Many relationship breakdowns involve children – which leaves the question, “How will the children spend time with their mother and father post separation?”. The paramount consideration in all disputes involving children is the concept of the “child’s best interestsR...
The New Domestic and Family Violence Protection Act 2012
The concept of “domestic violence” is not new, however the formulation of a system of rules governing how you can behave in a domestic relationship is. It has never been OK to be physically or emotionally abused by your spouse. However, legislators in times gone by resisted intervening in domestic abuse situations as many “voters” regarded it as an unwelcomed intrusion into their personal lives.
Historically, in order to get police protection from an abusive spouse, the victim would be required to make a complaint and, if the matter proceeded as far as the Courts, give evidence against their abuser. The difficulty with that procedure was that many victims abandoned their allegations when their spouse professed their undying love for them, or even worse, threatened them with further violent acts if their allegations were not withdrawn. The introduction of the Domestic and Family Violence Protection Act in 1989 closed that legal loophole.
The Act was amended in 2012 and now more accurately reflects contemporary understandings of domestic and family violence. The legislation seeks to reduce and ultimately prevent domestic violence, provide adequate protection for victims of domestic violence and ensure people who commit acts of domestic violence are held accountable for their actions.
The new Act catches a greater range of “relevant relationships”, including same-sex relationships and even “one night stands” where the “one night stand” produces a child. The Act expands the definition of Domestic Violence and increases the safety, protection and wellbeing of people who fear or experience domestic violence. Anyone can be a victim of domestic violence, but statistics demonstrate that domestic violence is overwhelmingly perpetrated by men against women with whom they are in an intimate relationship. It is also common for children of that relationship to be exposed to domestic violence. As we have recently witnessed, the consequences of not reporting domestic violence can be fatal.
What is Domestic Violence?
Domestic Violence as it is defined in the legislation encompasses a broad range of behaviours. The most well known form of domestic violence is assault – where one person touches, or threatens to touch another without their consent, but domestic violence also includes damage to property; emotional and psychological abuse (including threats of self harm if you “leave”); coercing someone to engage in a sexual activity; economic abuse (eg. denying a person financial independence, or threatening to withhold child support); stalking/conducting unauthorised surveillance of a person; or any other behaviour which controls or dominates another person causing that person to fear for their safety or wellbeing.
Domestic violence only occurs within the context of a relevant relationship.
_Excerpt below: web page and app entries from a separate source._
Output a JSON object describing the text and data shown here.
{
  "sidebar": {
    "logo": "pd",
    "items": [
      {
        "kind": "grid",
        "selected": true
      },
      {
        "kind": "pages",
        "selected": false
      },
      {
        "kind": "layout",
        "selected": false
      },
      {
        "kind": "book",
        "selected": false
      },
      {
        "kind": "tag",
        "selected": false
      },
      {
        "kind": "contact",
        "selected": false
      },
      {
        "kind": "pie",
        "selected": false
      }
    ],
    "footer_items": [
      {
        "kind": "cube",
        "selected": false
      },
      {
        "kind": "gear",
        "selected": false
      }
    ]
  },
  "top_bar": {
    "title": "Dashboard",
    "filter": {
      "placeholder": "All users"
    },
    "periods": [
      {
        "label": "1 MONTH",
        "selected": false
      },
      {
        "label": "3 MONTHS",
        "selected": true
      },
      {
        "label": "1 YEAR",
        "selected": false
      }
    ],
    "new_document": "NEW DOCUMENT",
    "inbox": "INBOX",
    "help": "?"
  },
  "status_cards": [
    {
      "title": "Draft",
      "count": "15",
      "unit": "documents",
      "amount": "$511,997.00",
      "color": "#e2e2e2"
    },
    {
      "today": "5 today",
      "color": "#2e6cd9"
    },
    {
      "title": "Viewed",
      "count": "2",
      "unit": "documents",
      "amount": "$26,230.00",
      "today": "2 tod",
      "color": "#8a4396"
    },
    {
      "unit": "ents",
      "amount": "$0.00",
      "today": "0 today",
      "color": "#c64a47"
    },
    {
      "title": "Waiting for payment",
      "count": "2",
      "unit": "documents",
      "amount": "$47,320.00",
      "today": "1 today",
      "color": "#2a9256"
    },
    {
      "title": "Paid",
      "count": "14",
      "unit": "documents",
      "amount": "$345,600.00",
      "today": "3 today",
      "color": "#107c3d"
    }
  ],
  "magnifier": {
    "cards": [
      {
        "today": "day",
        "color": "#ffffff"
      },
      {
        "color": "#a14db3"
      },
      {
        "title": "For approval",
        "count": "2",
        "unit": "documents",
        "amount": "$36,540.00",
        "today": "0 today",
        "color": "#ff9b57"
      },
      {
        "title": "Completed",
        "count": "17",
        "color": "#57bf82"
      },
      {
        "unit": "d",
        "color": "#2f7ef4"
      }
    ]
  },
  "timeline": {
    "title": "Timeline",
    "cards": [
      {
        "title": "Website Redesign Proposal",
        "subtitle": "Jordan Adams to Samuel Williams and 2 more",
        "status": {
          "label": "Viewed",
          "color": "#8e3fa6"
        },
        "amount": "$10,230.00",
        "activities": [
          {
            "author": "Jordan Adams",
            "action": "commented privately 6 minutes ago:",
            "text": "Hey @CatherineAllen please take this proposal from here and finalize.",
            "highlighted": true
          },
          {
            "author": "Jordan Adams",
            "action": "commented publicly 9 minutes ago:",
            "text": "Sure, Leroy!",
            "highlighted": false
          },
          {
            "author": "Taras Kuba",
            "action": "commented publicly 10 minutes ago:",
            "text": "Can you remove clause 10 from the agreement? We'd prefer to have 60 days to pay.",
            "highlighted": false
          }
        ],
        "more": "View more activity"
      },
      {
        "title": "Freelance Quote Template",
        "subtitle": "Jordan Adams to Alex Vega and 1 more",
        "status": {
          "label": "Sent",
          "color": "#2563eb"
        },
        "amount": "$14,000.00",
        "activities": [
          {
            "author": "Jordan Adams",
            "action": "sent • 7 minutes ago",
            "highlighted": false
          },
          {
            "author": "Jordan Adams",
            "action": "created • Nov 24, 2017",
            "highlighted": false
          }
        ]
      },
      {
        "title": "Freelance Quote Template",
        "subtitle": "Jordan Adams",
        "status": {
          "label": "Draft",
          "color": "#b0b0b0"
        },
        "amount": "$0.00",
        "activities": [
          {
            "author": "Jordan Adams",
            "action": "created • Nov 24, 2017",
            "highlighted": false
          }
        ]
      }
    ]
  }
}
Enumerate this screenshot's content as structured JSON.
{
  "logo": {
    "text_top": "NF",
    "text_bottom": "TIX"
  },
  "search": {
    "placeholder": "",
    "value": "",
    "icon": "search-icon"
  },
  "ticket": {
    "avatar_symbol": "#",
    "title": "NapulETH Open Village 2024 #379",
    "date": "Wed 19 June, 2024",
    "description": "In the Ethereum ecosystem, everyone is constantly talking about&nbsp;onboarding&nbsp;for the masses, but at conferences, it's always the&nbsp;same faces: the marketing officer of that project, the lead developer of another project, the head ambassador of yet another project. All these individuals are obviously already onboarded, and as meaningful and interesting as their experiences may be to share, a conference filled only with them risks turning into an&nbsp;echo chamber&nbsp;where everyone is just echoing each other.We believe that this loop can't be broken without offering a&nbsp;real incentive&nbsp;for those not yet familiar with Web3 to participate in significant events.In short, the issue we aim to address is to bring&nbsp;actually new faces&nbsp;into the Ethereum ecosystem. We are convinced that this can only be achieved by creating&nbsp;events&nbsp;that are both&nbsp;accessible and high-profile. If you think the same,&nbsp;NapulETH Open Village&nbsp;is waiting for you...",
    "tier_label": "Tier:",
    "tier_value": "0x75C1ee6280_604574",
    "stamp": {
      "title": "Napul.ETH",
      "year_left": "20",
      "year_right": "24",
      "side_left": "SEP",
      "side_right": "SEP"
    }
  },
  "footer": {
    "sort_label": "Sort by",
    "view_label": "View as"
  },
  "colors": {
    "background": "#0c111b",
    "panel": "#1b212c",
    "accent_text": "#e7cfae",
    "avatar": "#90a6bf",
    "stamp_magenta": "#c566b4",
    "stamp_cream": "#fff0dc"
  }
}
A relevant relationship includes spousal relationships, family relationships (a relative), or an informal care relationship. The first two are self explanatory, but an informal care relationship exists between two persons, where one person depends on the other for help in an activity of daily living.
In non life threatening situations an “aggrieved person” (the victim) can apply for a protection order under the Act by attending the nearest Court and completing an application, detailing the allegations of domestic violence. In more serious cases where police are called to a house after a report of domestic violence, the Act requires the police to investigate the incident and provides them with the authority to detain a “respondent” (the perpetrator) for up to eight (8) hours while they complete an application for a protection order.
Where an application for protection under the Act has been granted, it affords the following protection to aggrieved persons:
- orders the respondent to be of good behaviour toward you;
- prohibits further acts of domestic violence against you or named persons on the Order (family, friends etc.) by making a breach of the order a criminal offence with more severe punishment;
- prevents the perpetrator from attending certain premises, or places;
- provides the police and/or the Court with the power to evict a perpetrator from their home temporarily or until the Court proceedings are finalised; and
- any other orders as the Court see fit with the safety, protection and wellbeing of victims of Domestic Violence of paramount importance.
All acts of domestic violence should be reported to the Queensland Police. The Queensland Police receive specific training in identifying acts of domestic violence and have the power to hold a person in custody until appropriate protection for the victim can be put in place.
The common thread in domestic violence matters is power and control. One person is attempting to exert power or control over another, either physically or emotionally. An important step in preventing further acts of domestic violence is wrestling back that power and control. A simple way of achieving that is by not responding to that text message – don’t fuel the fire.
If you are a victim of domestic violence, you should immediately contact the Police. If you have been accused of committing acts of domestic violence then we encourage you to seek legal representation. We also encourage you to make contact with the Domestic Violence Prevention Centre, which has been operating on the Gold Coast since 1992 and offers counselling to victims and perpetrators of domestic violence.
The article is intended to offer simple explanations to frequently asked questions about Domestic Violence and what practical impact, if any, the new Act has on domestic relationships. It is not legal advice and should not be relied upon as same as it does not answer questions specific to your situation.